One in eight businesses said that they have experienced problematic behavior in the past 12 months.

Government ministers have abolished the Anti-social Behavior Order (ASBO), which was often worn as a badge of honor by criminals and have instead replaced it with new simpler powers resulting in stricter punishments. ASBO’s were introduced by Tony Blair in 1998 and abolished by the Home Secretary Theresa May in 2010.

“We are turning the current system on its head, empowering people to come forward and the police to respond quickly and effectively,” a Home Office spokesmen told the Daily Mail.

The survey also found that one in three people felt it made no difference calling the police.

Police forces across the UK have faced cuts of up to 6%, which in real terms means over 24,000 police jobs have gone, making it harder to tackle less serious crimes such as anti-social behavior with ever dwindling resources.

“Police take a risk based approach to dealing with crimes of this type, prioritizing those most at harm.

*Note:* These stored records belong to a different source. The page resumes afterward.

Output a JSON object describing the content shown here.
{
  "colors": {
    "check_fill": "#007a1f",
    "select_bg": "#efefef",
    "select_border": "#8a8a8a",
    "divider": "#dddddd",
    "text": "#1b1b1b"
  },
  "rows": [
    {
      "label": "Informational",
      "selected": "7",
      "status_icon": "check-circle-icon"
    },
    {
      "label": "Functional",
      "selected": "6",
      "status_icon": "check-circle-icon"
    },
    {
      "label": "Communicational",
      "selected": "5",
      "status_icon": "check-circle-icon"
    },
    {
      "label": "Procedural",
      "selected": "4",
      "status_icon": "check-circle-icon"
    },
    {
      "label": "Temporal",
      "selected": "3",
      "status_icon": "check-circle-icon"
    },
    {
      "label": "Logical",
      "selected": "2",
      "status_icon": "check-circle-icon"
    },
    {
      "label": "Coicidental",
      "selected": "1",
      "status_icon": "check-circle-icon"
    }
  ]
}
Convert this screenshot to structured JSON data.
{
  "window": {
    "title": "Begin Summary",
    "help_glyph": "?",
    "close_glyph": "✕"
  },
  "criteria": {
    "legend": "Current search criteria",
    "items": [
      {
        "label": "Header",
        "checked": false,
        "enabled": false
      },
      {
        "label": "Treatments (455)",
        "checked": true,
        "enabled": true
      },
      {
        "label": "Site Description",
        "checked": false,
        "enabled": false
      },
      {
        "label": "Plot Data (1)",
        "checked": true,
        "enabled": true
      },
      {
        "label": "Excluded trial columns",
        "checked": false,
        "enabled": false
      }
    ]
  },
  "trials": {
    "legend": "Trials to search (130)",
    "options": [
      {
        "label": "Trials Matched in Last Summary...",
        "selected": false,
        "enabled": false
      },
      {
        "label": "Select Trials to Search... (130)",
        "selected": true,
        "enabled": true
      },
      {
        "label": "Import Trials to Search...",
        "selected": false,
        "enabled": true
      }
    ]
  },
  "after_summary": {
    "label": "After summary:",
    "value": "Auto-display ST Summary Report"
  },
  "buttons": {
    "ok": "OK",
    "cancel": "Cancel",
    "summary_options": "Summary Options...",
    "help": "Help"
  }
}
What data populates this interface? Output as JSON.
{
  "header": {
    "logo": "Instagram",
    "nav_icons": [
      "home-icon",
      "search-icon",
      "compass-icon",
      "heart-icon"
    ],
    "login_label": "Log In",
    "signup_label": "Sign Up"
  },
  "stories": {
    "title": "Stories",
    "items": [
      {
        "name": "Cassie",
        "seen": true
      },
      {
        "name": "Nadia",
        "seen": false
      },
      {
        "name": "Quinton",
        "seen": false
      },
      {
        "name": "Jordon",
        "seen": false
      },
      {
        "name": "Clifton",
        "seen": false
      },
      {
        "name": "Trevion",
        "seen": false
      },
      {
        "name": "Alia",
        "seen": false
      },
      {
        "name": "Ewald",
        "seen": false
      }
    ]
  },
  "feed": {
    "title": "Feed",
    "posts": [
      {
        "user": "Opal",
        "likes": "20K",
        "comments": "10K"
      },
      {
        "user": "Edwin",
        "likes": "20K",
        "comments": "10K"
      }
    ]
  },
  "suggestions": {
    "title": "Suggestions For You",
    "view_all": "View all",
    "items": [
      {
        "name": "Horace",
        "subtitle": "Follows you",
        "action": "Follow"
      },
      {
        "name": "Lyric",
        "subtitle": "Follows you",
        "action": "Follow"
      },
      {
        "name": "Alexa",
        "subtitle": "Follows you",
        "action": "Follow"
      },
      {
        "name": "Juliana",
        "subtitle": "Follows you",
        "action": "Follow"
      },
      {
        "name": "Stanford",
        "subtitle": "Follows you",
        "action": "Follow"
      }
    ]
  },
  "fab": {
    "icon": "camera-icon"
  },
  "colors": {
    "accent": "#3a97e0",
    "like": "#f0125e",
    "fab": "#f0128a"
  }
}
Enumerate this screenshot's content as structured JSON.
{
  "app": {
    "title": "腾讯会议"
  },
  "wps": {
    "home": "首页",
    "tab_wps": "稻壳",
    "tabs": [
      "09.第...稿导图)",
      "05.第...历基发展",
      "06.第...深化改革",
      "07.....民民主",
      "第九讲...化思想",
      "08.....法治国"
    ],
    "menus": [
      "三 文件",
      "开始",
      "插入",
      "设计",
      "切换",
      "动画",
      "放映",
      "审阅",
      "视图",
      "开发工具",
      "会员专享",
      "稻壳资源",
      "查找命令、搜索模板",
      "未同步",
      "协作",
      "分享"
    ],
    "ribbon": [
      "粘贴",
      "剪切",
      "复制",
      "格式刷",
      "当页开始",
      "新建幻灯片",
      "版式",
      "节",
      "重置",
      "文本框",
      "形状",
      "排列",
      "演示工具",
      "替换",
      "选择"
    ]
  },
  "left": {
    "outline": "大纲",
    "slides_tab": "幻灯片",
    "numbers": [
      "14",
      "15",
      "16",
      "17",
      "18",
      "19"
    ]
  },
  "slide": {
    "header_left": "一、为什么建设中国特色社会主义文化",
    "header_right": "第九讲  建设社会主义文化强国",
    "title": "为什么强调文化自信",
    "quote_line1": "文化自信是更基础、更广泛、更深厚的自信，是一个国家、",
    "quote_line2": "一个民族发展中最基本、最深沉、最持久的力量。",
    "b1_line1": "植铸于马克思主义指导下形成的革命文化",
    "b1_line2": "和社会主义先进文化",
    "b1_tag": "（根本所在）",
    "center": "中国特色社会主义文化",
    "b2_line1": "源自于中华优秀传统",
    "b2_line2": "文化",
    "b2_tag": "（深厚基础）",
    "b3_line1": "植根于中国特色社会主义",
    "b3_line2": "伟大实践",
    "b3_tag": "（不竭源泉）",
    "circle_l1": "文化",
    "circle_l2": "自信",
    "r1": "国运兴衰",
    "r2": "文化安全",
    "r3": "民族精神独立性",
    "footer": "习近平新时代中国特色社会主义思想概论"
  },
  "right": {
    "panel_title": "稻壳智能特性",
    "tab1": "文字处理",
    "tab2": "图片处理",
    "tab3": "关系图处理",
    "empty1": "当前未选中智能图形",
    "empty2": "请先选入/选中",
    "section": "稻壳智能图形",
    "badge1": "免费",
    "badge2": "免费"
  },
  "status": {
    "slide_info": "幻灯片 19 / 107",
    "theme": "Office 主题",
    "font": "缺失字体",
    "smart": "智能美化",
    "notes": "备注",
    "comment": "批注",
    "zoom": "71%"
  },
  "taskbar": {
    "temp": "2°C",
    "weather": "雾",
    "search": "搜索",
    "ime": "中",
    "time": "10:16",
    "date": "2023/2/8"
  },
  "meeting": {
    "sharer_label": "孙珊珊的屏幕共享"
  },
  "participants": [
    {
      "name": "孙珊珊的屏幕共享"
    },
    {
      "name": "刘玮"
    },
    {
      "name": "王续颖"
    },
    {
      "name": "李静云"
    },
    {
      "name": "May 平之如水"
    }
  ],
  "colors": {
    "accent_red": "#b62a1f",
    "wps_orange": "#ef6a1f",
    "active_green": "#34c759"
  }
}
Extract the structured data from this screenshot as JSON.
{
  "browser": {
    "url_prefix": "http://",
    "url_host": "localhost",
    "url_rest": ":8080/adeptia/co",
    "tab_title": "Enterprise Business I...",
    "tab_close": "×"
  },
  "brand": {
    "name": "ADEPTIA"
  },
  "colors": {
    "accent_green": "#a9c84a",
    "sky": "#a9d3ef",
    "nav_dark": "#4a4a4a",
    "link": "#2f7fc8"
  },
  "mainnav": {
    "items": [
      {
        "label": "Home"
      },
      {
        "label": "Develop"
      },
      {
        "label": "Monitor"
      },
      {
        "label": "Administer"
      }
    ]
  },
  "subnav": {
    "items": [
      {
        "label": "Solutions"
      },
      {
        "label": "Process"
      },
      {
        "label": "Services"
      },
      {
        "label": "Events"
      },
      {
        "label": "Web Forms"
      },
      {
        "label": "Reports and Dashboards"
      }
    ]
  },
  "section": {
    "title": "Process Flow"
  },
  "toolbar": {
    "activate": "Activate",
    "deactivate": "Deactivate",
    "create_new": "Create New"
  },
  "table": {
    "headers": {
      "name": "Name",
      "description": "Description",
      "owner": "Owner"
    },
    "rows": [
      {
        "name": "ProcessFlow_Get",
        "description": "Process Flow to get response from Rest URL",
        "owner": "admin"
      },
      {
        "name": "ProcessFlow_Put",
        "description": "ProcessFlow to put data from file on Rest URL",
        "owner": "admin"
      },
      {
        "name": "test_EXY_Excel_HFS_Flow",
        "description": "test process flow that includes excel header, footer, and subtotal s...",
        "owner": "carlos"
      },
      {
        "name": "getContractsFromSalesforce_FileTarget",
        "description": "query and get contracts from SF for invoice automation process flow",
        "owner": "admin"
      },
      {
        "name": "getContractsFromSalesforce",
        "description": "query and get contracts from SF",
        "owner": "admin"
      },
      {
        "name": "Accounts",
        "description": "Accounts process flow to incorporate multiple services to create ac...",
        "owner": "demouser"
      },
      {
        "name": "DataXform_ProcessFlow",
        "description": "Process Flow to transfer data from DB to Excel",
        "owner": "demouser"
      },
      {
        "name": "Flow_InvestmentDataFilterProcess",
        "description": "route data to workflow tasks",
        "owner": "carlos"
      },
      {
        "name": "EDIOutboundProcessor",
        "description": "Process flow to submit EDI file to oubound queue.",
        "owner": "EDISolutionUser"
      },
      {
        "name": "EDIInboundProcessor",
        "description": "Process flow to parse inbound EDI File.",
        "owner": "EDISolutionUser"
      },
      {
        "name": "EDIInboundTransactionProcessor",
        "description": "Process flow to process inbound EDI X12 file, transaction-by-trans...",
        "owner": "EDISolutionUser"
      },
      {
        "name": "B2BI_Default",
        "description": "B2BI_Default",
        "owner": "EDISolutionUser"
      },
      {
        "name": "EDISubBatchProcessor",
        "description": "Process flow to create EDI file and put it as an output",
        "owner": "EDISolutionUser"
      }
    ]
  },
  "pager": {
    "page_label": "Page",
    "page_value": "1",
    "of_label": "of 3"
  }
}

As this continues, forces will get better at identifying vulnerable victims and tailoring their response,” Chief Constable Simon Cole, from the Association of Chief Police Officers, told the Daily Mail.

But Nick Buckley from the Mancunian Way, a Manchester based charity that deals with anti-social behavior problems  among young people, said that policing will never solve the underlying issues of anti-social behavior.

“The police are very poor at dealing with anti-social behavior, not because they want to be poor but because of their limited time and limited resources,” he told RT.

He believes that the problem stems from a combination of the collapse of discipline in UK schools and a culture where people are not prepared to take responsibility for their actions.

“Discipline in schools has gone out of the window and this then causes problems on the streets as young people who do cause problems think they’re untouchable,” he said.

He also believes that some elements of UK society have become shameless.

“We have no shame left in this country, you can have the police at your door every single day, neighbors will say there’s nothing wrong with that these days,” he said.

Buckley believes the answer to the problem lies in honestly confronting teenagers and their parents with the problems they are creating and telling them what will happen to them if they don’t change.

“The answer goes back to basics, we don’t need anything sexy or designed by universities, what we need is people to take some personal responsibility for their lives and their situation and actions and to do that it’s about challenging people’s behavior,” he said.

Buckley stressed that the problem needs to be confronted by anyone living in the UK and not just left to social workers, the police, and academics in universities.

“Everybody in this country needs to take responsibility, not only for their actions but for being part of the solution as well,” he said.